TASK ITEM: Tally every line in the data that has the word "Desde" and report only the total.

RECORDS PROVIDED:
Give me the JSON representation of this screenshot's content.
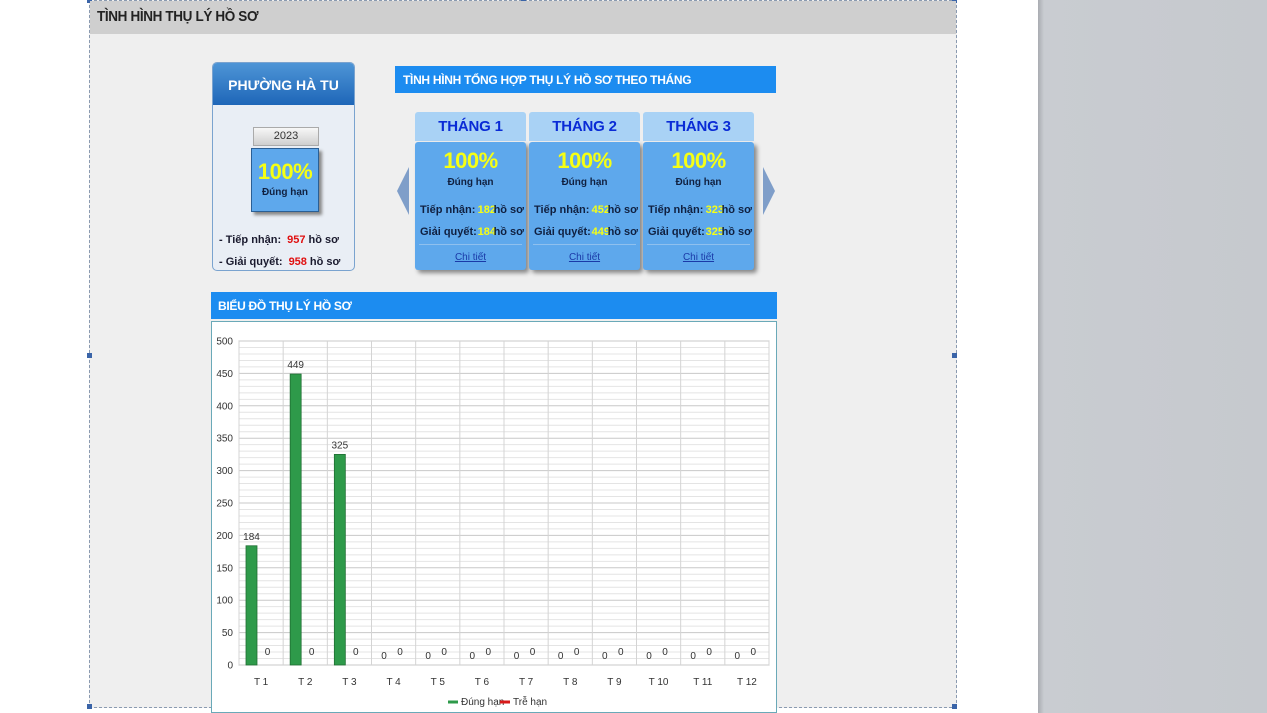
{
  "page": {
    "title": "TÌNH HÌNH THỤ LÝ HỒ SƠ"
  },
  "ward": {
    "name": "PHƯỜNG HÀ TU",
    "year": "2023",
    "percent": "100%",
    "status": "Đúng hạn",
    "received_label": "- Tiếp nhận:",
    "received_value": "957",
    "resolved_label": "- Giải quyết:",
    "resolved_value": "958",
    "unit": "hồ sơ"
  },
  "summary": {
    "title": "TÌNH HÌNH TỔNG HỢP THỤ LÝ HỒ SƠ THEO THÁNG",
    "months": [
      {
        "name": "THÁNG 1",
        "percent": "100%",
        "status": "Đúng hạn",
        "received_label": "Tiếp nhận:",
        "received": "182",
        "resolved_label": "Giải quyết:",
        "resolved": "184",
        "unit": "hồ sơ",
        "link": "Chi tiết"
      },
      {
        "name": "THÁNG 2",
        "percent": "100%",
        "status": "Đúng hạn",
        "received_label": "Tiếp nhận:",
        "received": "452",
        "resolved_label": "Giải quyết:",
        "resolved": "449",
        "unit": "hồ sơ",
        "link": "Chi tiết"
      },
      {
        "name": "THÁNG 3",
        "percent": "100%",
        "status": "Đúng hạn",
        "received_label": "Tiếp nhận:",
        "received": "323",
        "resolved_label": "Giải quyết:",
        "resolved": "325",
        "unit": "hồ sơ",
        "link": "Chi tiết"
      }
    ]
  },
  "chart": {
    "title": "BIỂU ĐỒ THỤ LÝ HỒ SƠ"
  },
  "chart_data": {
    "type": "bar",
    "categories": [
      "T 1",
      "T 2",
      "T 3",
      "T 4",
      "T 5",
      "T 6",
      "T 7",
      "T 8",
      "T 9",
      "T 10",
      "T 11",
      "T 12"
    ],
    "series": [
      {
        "name": "Đúng hạn",
        "color": "#2e9a4a",
        "values": [
          184,
          449,
          325,
          0,
          0,
          0,
          0,
          0,
          0,
          0,
          0,
          0
        ]
      },
      {
        "name": "Trễ hạn",
        "color": "#d81a1a",
        "values": [
          0,
          0,
          0,
          0,
          0,
          0,
          0,
          0,
          0,
          0,
          0,
          0
        ]
      }
    ],
    "ylim": [
      0,
      500
    ],
    "yticks": [
      0,
      50,
      100,
      150,
      200,
      250,
      300,
      350,
      400,
      450,
      500
    ],
    "grid": true,
    "legend": "bottom"
  },
  "colors": {
    "accent": "#1c8cf0",
    "card": "#5ea8ec",
    "highlight": "#f6ff14"
  }
}
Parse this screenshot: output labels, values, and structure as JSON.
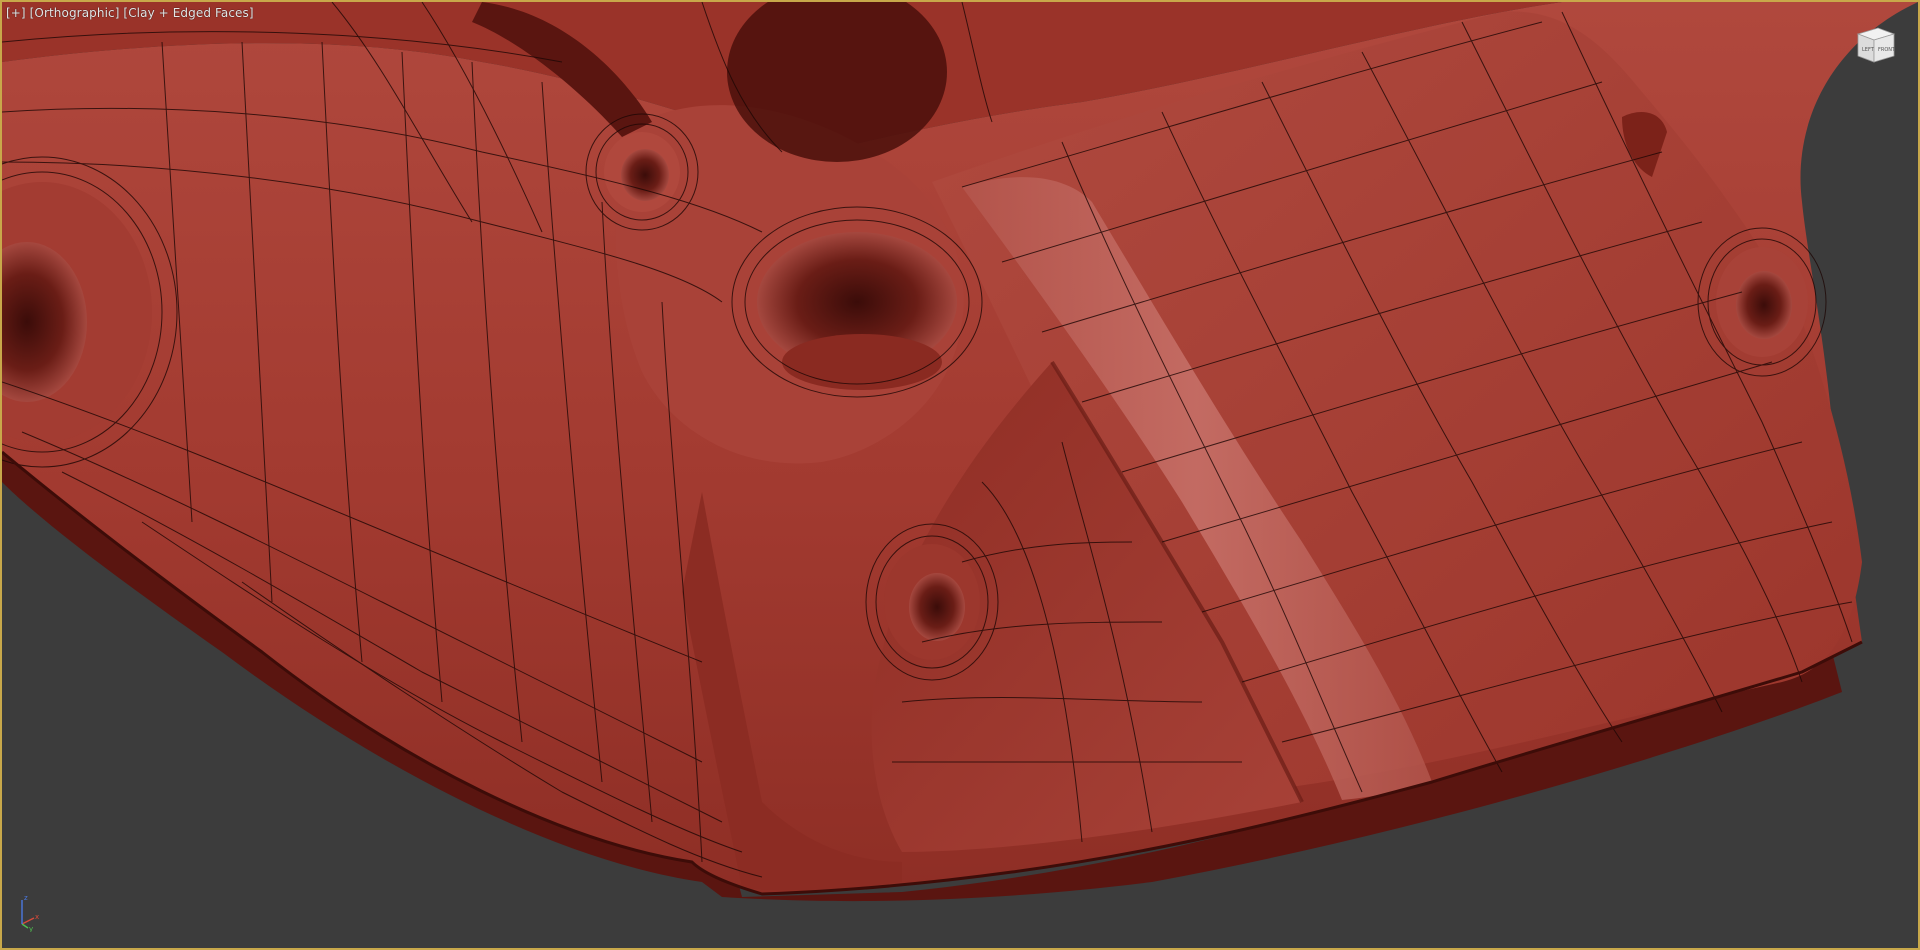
{
  "viewport": {
    "menu_label": "[+]",
    "view_label": "[Orthographic]",
    "shading_label": "[Clay + Edged Faces]"
  },
  "viewcube": {
    "icon": "viewcube-icon",
    "face_labels": [
      "LEFT",
      "FRONT"
    ]
  },
  "axis_tripod": {
    "icon": "axis-tripod-icon",
    "axes": [
      "x",
      "y",
      "z"
    ]
  },
  "colors": {
    "background": "#3c3c3c",
    "border": "#c8a84a",
    "clay": "#a33a30",
    "clay_dark": "#5e1712",
    "wire": "#1e0705",
    "highlight": "#c26a61"
  }
}
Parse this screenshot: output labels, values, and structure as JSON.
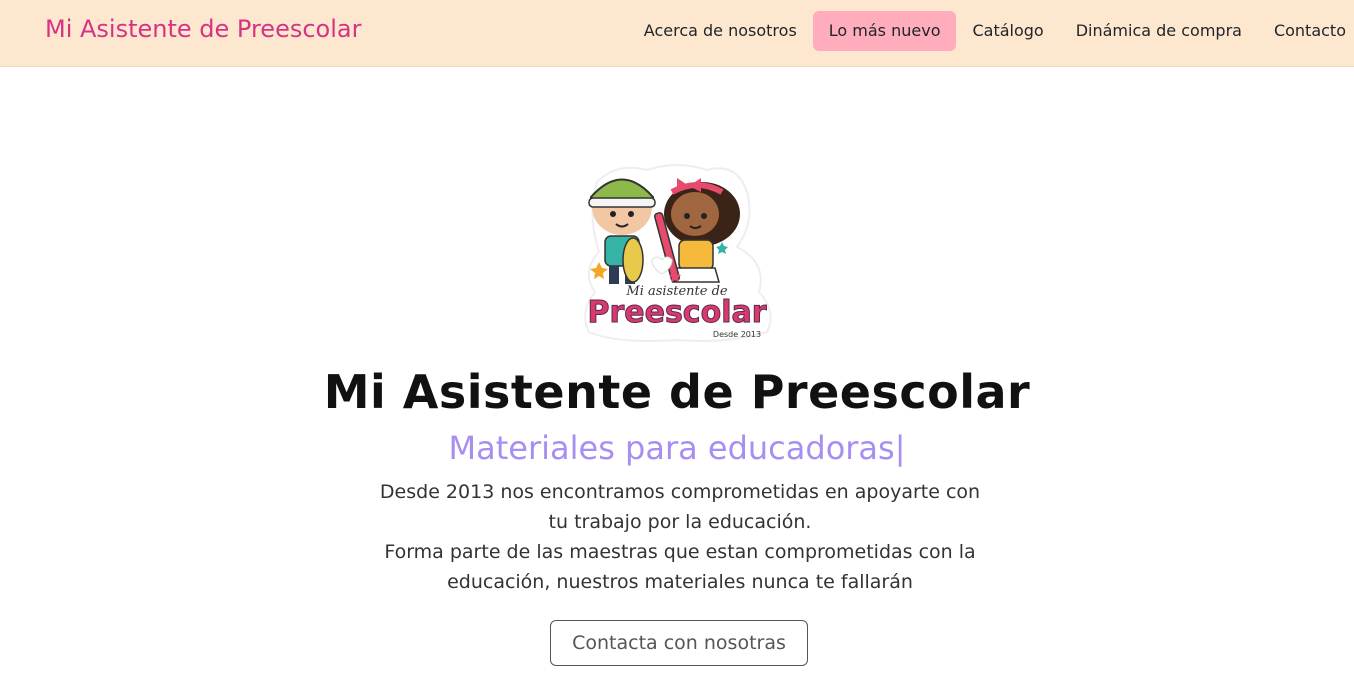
{
  "navbar": {
    "brand": "Mi Asistente de Preescolar",
    "items": [
      {
        "label": "Acerca de nosotros"
      },
      {
        "label": "Lo más nuevo",
        "active": true
      },
      {
        "label": "Catálogo"
      },
      {
        "label": "Dinámica de compra"
      },
      {
        "label": "Contacto"
      }
    ]
  },
  "hero": {
    "logo_text_line1": "Mi asistente de",
    "logo_text_line2": "Preescolar",
    "logo_text_line3": "Desde 2013",
    "title": "Mi Asistente de Preescolar",
    "subtitle": "Materiales para educadoras|",
    "description_line1": "Desde 2013 nos encontramos comprometidas en apoyarte con tu trabajo por la educación.",
    "description_line2": "Forma parte de las maestras que estan comprometidas con la educación, nuestros materiales nunca te fallarán",
    "cta_label": "Contacta con nosotras"
  },
  "colors": {
    "navbar_bg": "#fde8cf",
    "brand": "#d63384",
    "active_nav_bg": "#ffadbc",
    "subtitle": "#a98ef2"
  }
}
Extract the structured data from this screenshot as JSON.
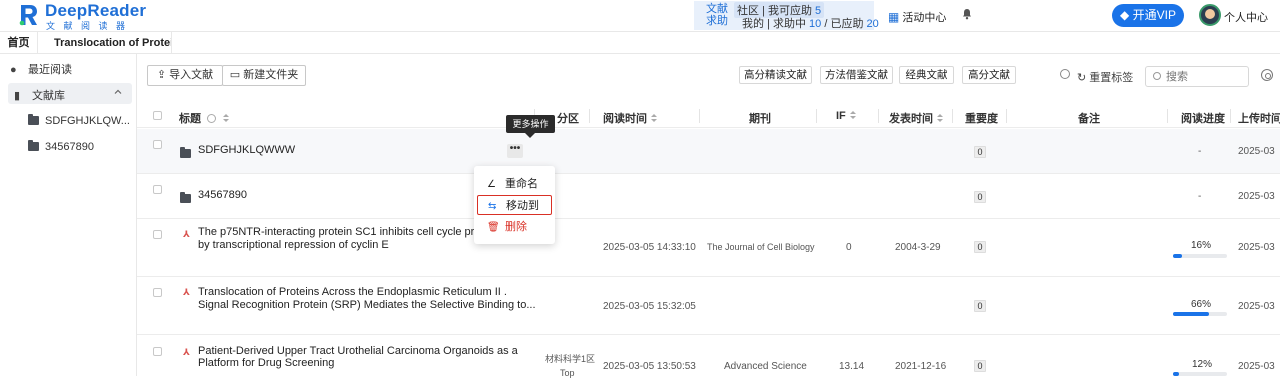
{
  "app": {
    "name": "DeepReader",
    "subtitle": "文献阅读器"
  },
  "header": {
    "help_tag": "文献求助",
    "help_line1_text": "社区 | 我可应助",
    "help_line1_count": "5",
    "help_mine_label": "我的 | 求助中",
    "help_pending_count": "10",
    "help_sep": "/ 已应助",
    "help_done_count": "20",
    "activity_label": "活动中心",
    "vip_label": "开通VIP",
    "user_center_label": "个人中心"
  },
  "tabs": {
    "home": "首页",
    "doc": "Translocation of Protei"
  },
  "sidebar": {
    "recent": "最近阅读",
    "library": "文献库",
    "folders": [
      "SDFGHJKLQW...",
      "34567890"
    ]
  },
  "toolbar": {
    "import": "导入文献",
    "new_folder": "新建文件夹",
    "filters": [
      "高分精读文献",
      "方法借鉴文献",
      "经典文献",
      "高分文献"
    ],
    "reset_tags": "重置标签",
    "search_placeholder": "搜索"
  },
  "table": {
    "headers": {
      "title": "标题",
      "zone": "分区",
      "read_time": "阅读时间",
      "journal": "期刊",
      "if": "IF",
      "pub_time": "发表时间",
      "importance": "重要度",
      "note": "备注",
      "progress": "阅读进度",
      "upload_time": "上传时间"
    },
    "rows": [
      {
        "type": "folder",
        "title": "SDFGHJKLQWWW",
        "importance": "0",
        "progress_text": "-",
        "upload": "2025-03"
      },
      {
        "type": "folder",
        "title": "34567890",
        "importance": "0",
        "progress_text": "-",
        "upload": "2025-03"
      },
      {
        "type": "pdf",
        "title1": "The p75NTR-interacting protein SC1 inhibits cell cycle progress",
        "title2": "by transcriptional repression of cyclin E",
        "read_time": "2025-03-05 14:33:10",
        "journal": "The Journal of Cell Biology",
        "if": "0",
        "pub_time": "2004-3-29",
        "importance": "0",
        "progress": 0.16,
        "progress_text": "16%",
        "upload": "2025-03"
      },
      {
        "type": "pdf",
        "title1": "Translocation of Proteins Across the Endoplasmic Reticulum II .",
        "title2": "Signal Recognition Protein (SRP) Mediates the Selective Binding to...",
        "read_time": "2025-03-05 15:32:05",
        "importance": "0",
        "progress": 0.66,
        "progress_text": "66%",
        "upload": "2025-03"
      },
      {
        "type": "pdf",
        "title1": "Patient-Derived Upper Tract Urothelial Carcinoma Organoids as a",
        "title2": "Platform for Drug Screening",
        "zone1": "材料科学1区",
        "zone2": "Top",
        "read_time": "2025-03-05 13:50:53",
        "journal": "Advanced Science",
        "if": "13.14",
        "pub_time": "2021-12-16",
        "importance": "0",
        "progress": 0.12,
        "progress_text": "12%",
        "upload": "2025-03"
      }
    ]
  },
  "tooltip": "更多操作",
  "more_glyph": "•••",
  "context_menu": {
    "rename": "重命名",
    "move_to": "移动到",
    "delete": "删除"
  },
  "colors": {
    "brand": "#1f6fd6",
    "primary": "#1a73e8",
    "danger": "#d93025"
  }
}
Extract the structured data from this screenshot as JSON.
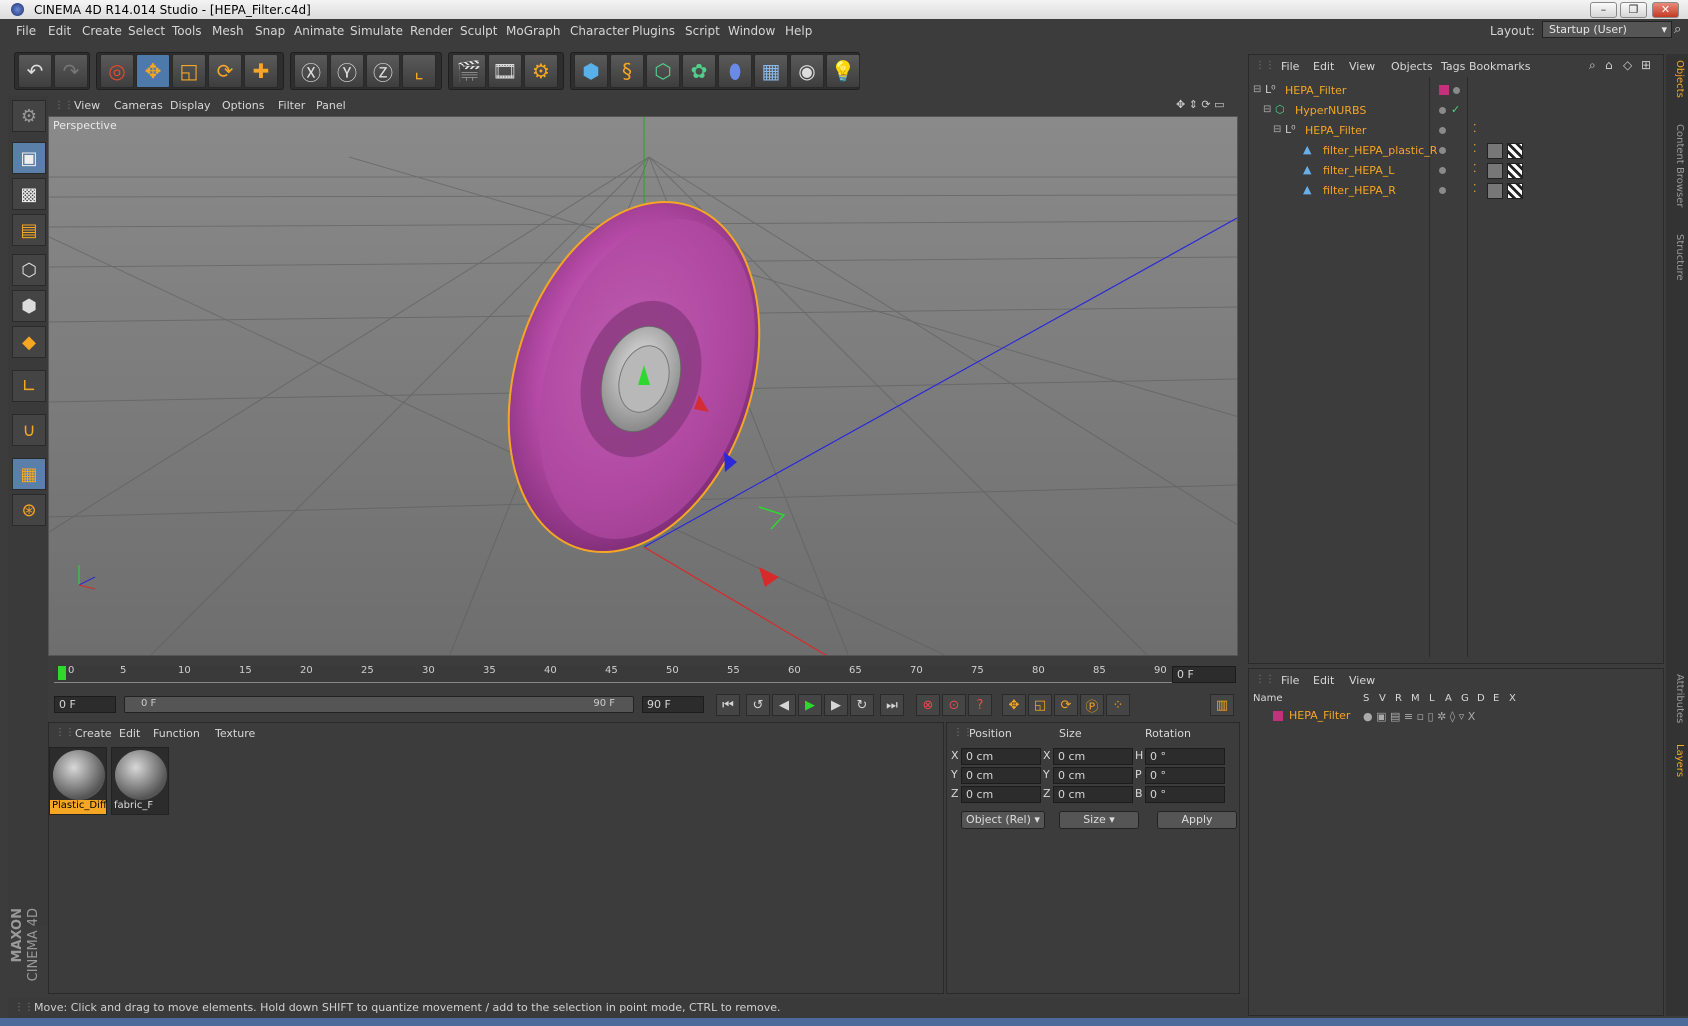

ANSWER FOR THIS EXERCISE: 2